The Peace Museum has launched a crowdfunding campaign to help build The Peace Museum of the Future. As part of the campaign 20 ambassadors have chosen an object from our collection to talk about its importance in the history of peace and why it is significant to them.

Chris Clayton from the Working Class Movement Library has chosen The Conchie Painting by Arthur William Gay (1901–1958).

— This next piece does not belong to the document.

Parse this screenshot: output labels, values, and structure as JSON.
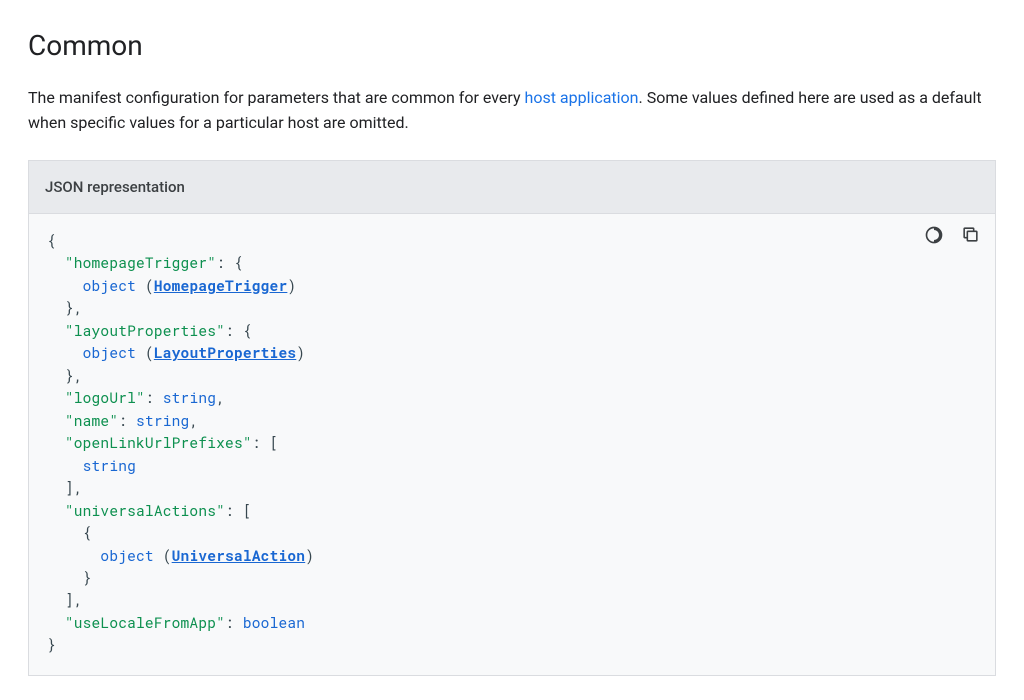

"This painting, called The Conchie, was painted in 1931 by Arthur W Gay. It shows a conscientious objector sitting on a train reading his bible, faced by an armed military escort. As there was no conscription in 1931, this picture must refer back to the First World War, 1914-1918. Conscription was first introduced in January 1916 and was ended in 1920. It was not reintroduced until April 1939, when war with Germany was anticipated. But between 1916 and 1919 almost 20,000 men were incarcerated because they refused to kill. Some refused because of their religious beliefs, others because of their socialist beliefs. Many were treated abominably by their jailers, and some died because of the poor conditions in which they were kept. These men were admired and supported by many people, although reviled by the majority of the population. Gay lived and worked in Bristol which had an active anti-war community, with 427 known conscientious objectors."

Find out more about our crowdfunder and donate here.